Rising mortgage interest rates are squeezing homebuyer budgets as the cost of living crisis threatens to put the brakes on two years of frenzied activity and soaring prices in the UK property market.
Figures from the Bank of England released on Wednesday showed the effective interest rate on newly drawn mortgages — the actual interest rate paid — increased by 14 basis points in March to 1.73 per cent.
The increase comes as the BoE’s Monetary Policy Committee considers again whether to raise its main interest rate to curb inflation.
Rising rates are among several factors that could reverse two years of rapid increases in UK house prices, alongside soaring inflation, falling real incomes and diminished consumer confidence.
“While housing demand potentially will be supported by the savings that households have accumulated during the pandemic, the combination of falling real disposable incomes, low consumer confidence and rising mortgage rates is too toxic for the housing market to come away unscathed,” said Samuel Tombs, chief UK economist at Pantheon Macroeconomics.
Interest on mortgages has edged up since hitting historic lows during the pandemic lockdown, when the central bank slashed the base rate of interest to 0.1 per cent to cushion the economy.
It has since increased the rate gradually to 0.75 per cent but, in a closely watched decision on Thursday, policymakers could announce a further increase, most likely to 1 per cent.
Mortgage interest rates have edged up further in recent days. Yorkshire Bank, Clydesdale Bank and Metro Bank raised rates on selected mortgage products this week ahead of the expected BoE rate rise.
BoE analysis of new mortgages showed new quotes for two-year fixed rate products at loan-to-value ratios of 75 per cent carried an average interest rate of 2.11 per cent last month, up from 1.23 per cent in August 2021.
Some economists predicted a fall in prices as buyers are able to borrow less. “If we are right that interest rates will be raised to 1 per cent tomorrow and to 3 per cent next year . . . then it won’t be long before the housing market slows,” Paul Dales, chief UK economist at Capital Economics, said.
“We think house prices will fall in 2023 and 2024, by around 5 per cent in total.”
BoE figures on Wednesday also suggested the housing market could be calming down — but analysts were divided over the extent to which this would affect demand and prices.
Net borrowing of mortgage debt increased to £7bn in March from £4.6bn in February. The sharp rise reflected frenzied activity at the beginning of this year, as buyers scrambled to take advantage of low rates and demand outstripped supply, pushing up prices.
However, March figures for the number of mortgage approvals, which indicate later purchases and future borrowing, were little changed at 70,700 compared with 71,000 in February.
Mark Harris, chief executive of mortgage broker SPF Private Clients, said the figures indicated a more stable housing market. “This suggests that the froth has come out of the market, leaving a calmer, more measured, and ultimately more sustainable version.”

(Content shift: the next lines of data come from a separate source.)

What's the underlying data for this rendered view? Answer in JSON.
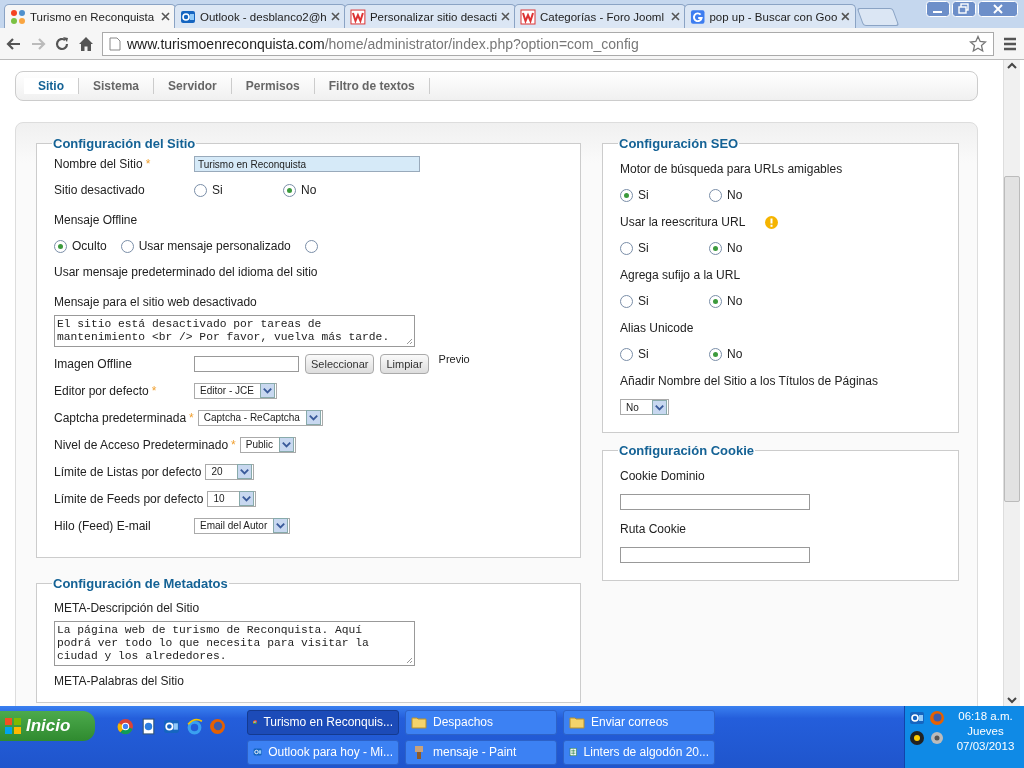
{
  "browser": {
    "tabs": [
      {
        "title": "Turismo en Reconquista",
        "selected": true
      },
      {
        "title": "Outlook - desblanco2@h",
        "selected": false
      },
      {
        "title": "Personalizar sitio desacti",
        "selected": false
      },
      {
        "title": "Categorías - Foro Jooml",
        "selected": false
      },
      {
        "title": "pop up - Buscar con Goo",
        "selected": false
      }
    ],
    "url": {
      "domain": "www.turismoenreconquista.com",
      "path": "/home/administrator/index.php?option=com_config"
    }
  },
  "subtabs": [
    {
      "label": "Sitio",
      "selected": true
    },
    {
      "label": "Sistema",
      "selected": false
    },
    {
      "label": "Servidor",
      "selected": false
    },
    {
      "label": "Permisos",
      "selected": false
    },
    {
      "label": "Filtro de textos",
      "selected": false
    }
  ],
  "site_config": {
    "legend": "Configuración del Sitio",
    "fields": [
      {
        "kind": "text",
        "label": "Nombre del Sitio",
        "required_mark": "*",
        "value": "Turismo en Reconquista"
      },
      {
        "kind": "radio",
        "label": "Sitio desactivado",
        "options": [
          {
            "label": "Si",
            "selected": false
          },
          {
            "label": "No",
            "selected": true
          }
        ]
      },
      {
        "kind": "radio_block",
        "label": "Mensaje Offline",
        "options": [
          {
            "label": "Oculto",
            "selected": true
          },
          {
            "label": "Usar mensaje personalizado",
            "selected": false
          },
          {
            "selected": false
          }
        ],
        "note": "Usar mensaje predeterminado del idioma del sitio"
      },
      {
        "kind": "textarea",
        "label": "Mensaje para el sitio web desactivado",
        "value": "El sitio está desactivado por tareas de\nmantenimiento <br /> Por favor, vuelva más tarde."
      },
      {
        "kind": "file",
        "label": "Imagen Offline",
        "buttons": [
          "Seleccionar",
          "Limpiar"
        ],
        "preview": "Previo"
      },
      {
        "kind": "select",
        "label": "Editor por defecto",
        "required_mark": "*",
        "value": "Editor - JCE"
      },
      {
        "kind": "select_inline",
        "label": "Captcha predeterminada",
        "required_mark": "*",
        "value": "Captcha - ReCaptcha"
      },
      {
        "kind": "select_inline",
        "label": "Nivel de Acceso Predeterminado",
        "required_mark": "*",
        "value": "Public"
      },
      {
        "kind": "select_inline",
        "label": "Límite de Listas por defecto",
        "value": "20"
      },
      {
        "kind": "select_inline",
        "label": "Límite de Feeds por defecto",
        "value": "10"
      },
      {
        "kind": "select",
        "label": "Hilo (Feed) E-mail",
        "value": "Email del Autor"
      }
    ]
  },
  "metadata": {
    "legend": "Configuración de Metadatos",
    "fields": [
      {
        "kind": "textarea",
        "label": "META-Descripción del Sitio",
        "value": "La página web de turismo de Reconquista. Aquí\npodrá ver todo lo que necesita para visitar la\nciudad y los alrededores."
      },
      {
        "kind": "heading",
        "label": "META-Palabras del Sitio"
      }
    ]
  },
  "seo": {
    "legend": "Configuración SEO",
    "fields": [
      {
        "kind": "radio_stacked",
        "label": "Motor de búsqueda para URLs amigables",
        "options": [
          {
            "label": "Si",
            "selected": true
          },
          {
            "label": "No",
            "selected": false
          }
        ]
      },
      {
        "kind": "radio_stacked",
        "label": "Usar la reescritura URL",
        "warning": true,
        "options": [
          {
            "label": "Si",
            "selected": false
          },
          {
            "label": "No",
            "selected": true
          }
        ]
      },
      {
        "kind": "radio_stacked",
        "label": "Agrega sufijo a la URL",
        "options": [
          {
            "label": "Si",
            "selected": false
          },
          {
            "label": "No",
            "selected": true
          }
        ]
      },
      {
        "kind": "radio_stacked",
        "label": "Alias Unicode",
        "options": [
          {
            "label": "Si",
            "selected": false
          },
          {
            "label": "No",
            "selected": true
          }
        ]
      },
      {
        "kind": "select_stacked",
        "label": "Añadir Nombre del Sitio a los Títulos de Páginas",
        "value": "No"
      }
    ]
  },
  "cookie": {
    "legend": "Configuración Cookie",
    "fields": [
      {
        "kind": "text_stacked",
        "label": "Cookie Dominio"
      },
      {
        "kind": "text_stacked",
        "label": "Ruta Cookie"
      }
    ]
  },
  "taskbar": {
    "start": "Inicio",
    "tasks": [
      {
        "label": "Turismo en Reconquis...",
        "selected": true
      },
      {
        "label": "Despachos",
        "selected": false
      },
      {
        "label": "Enviar correos",
        "selected": false
      },
      {
        "label": "Outlook para hoy - Mi...",
        "selected": false
      },
      {
        "label": "mensaje - Paint",
        "selected": false
      },
      {
        "label": "Linters de algodón 20...",
        "selected": false
      }
    ],
    "clock": {
      "time": "06:18 a.m.",
      "day": "Jueves",
      "date": "07/03/2013"
    }
  }
}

Observers said mortgage rates were just one among several factors likely to limit housing demand.
Economists have warned the UK could face a period of stagflation, with consumer prices increasing by 7 per cent in March, while GDP grew by just 1 per cent in February and real wages contracted by 1 per cent.
Anthony Codling, chief executive of property platform Twindig, said rising rates were one of a combination of factors set to affect house prices, including a perception of greater risk and declining real incomes as the cost of living crisis bites.
However he added that some aspects of the cost of living crunch could push up property values, with households still drawing on lockdown savings and assets like property proving a more attractive investment as inflation degrades the value of cash.
“In the context of longer history, mortgage rates are still very low indeed,” he added. “I wouldn’t panic.”